Task brief. Find every line below where the word "peixun" occurs, then give how many you found and nothing else.

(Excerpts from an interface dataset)
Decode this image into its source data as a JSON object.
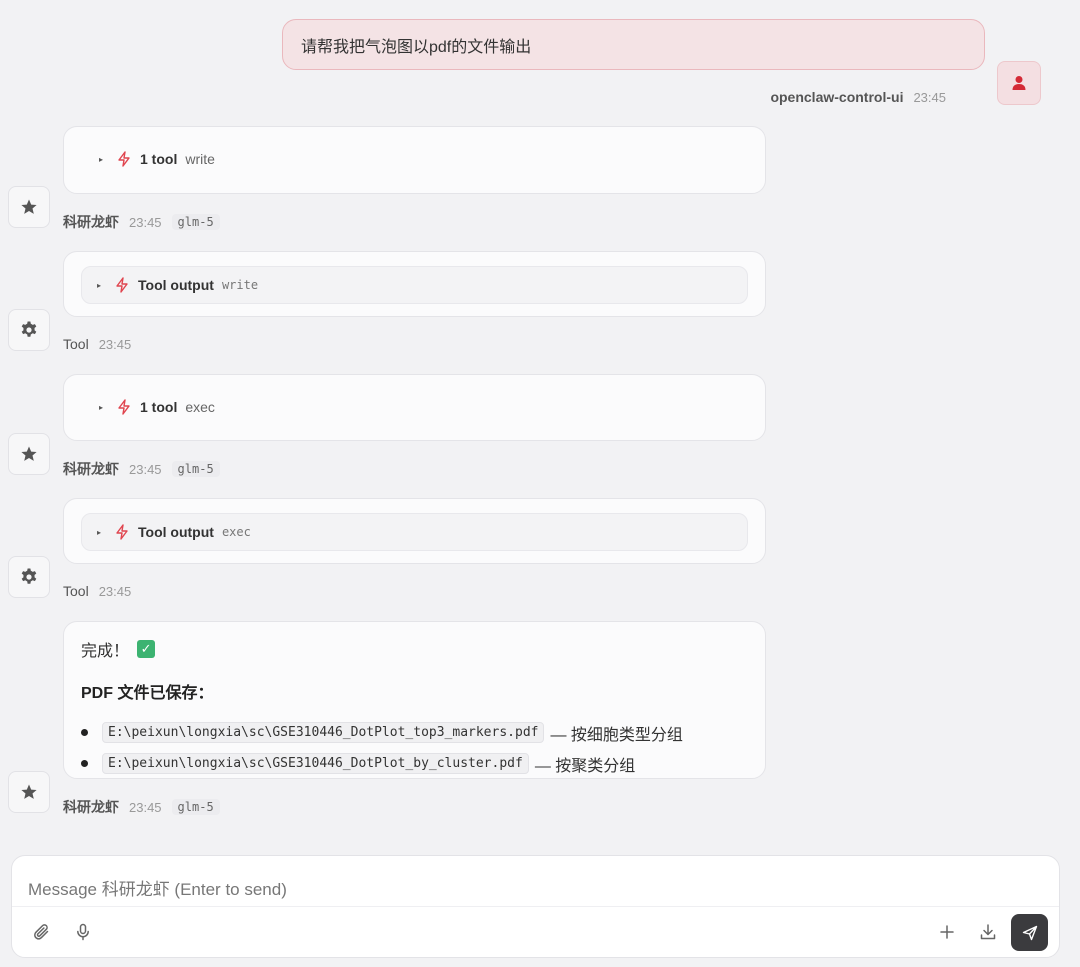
{
  "user_message": {
    "text": "请帮我把气泡图以pdf的文件输出",
    "sender": "openclaw-control-ui",
    "time": "23:45"
  },
  "messages": [
    {
      "kind": "tool_call",
      "label": "1 tool",
      "tool": "write",
      "sender": "科研龙虾",
      "time": "23:45",
      "model": "glm-5"
    },
    {
      "kind": "tool_output",
      "label": "Tool output",
      "tool": "write",
      "sender": "Tool",
      "time": "23:45"
    },
    {
      "kind": "tool_call",
      "label": "1 tool",
      "tool": "exec",
      "sender": "科研龙虾",
      "time": "23:45",
      "model": "glm-5"
    },
    {
      "kind": "tool_output",
      "label": "Tool output",
      "tool": "exec",
      "sender": "Tool",
      "time": "23:45"
    }
  ],
  "final_message": {
    "done_text": "完成！",
    "heading": "PDF 文件已保存：",
    "files": [
      {
        "path": "E:\\peixun\\longxia\\sc\\GSE310446_DotPlot_top3_markers.pdf",
        "desc": "— 按细胞类型分组"
      },
      {
        "path": "E:\\peixun\\longxia\\sc\\GSE310446_DotPlot_by_cluster.pdf",
        "desc": "— 按聚类分组"
      }
    ],
    "sender": "科研龙虾",
    "time": "23:45",
    "model": "glm-5"
  },
  "composer": {
    "placeholder": "Message 科研龙虾 (Enter to send)"
  },
  "colors": {
    "accent": "#e0454f",
    "user_bubble_bg": "#f4e3e5",
    "send_button": "#3b3b3e"
  },
  "icons": {
    "tool": "bolt-icon",
    "assistant_avatar": "star-icon",
    "tool_avatar": "gear-icon",
    "user_avatar": "user-icon"
  }
}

Solution for this problem. 2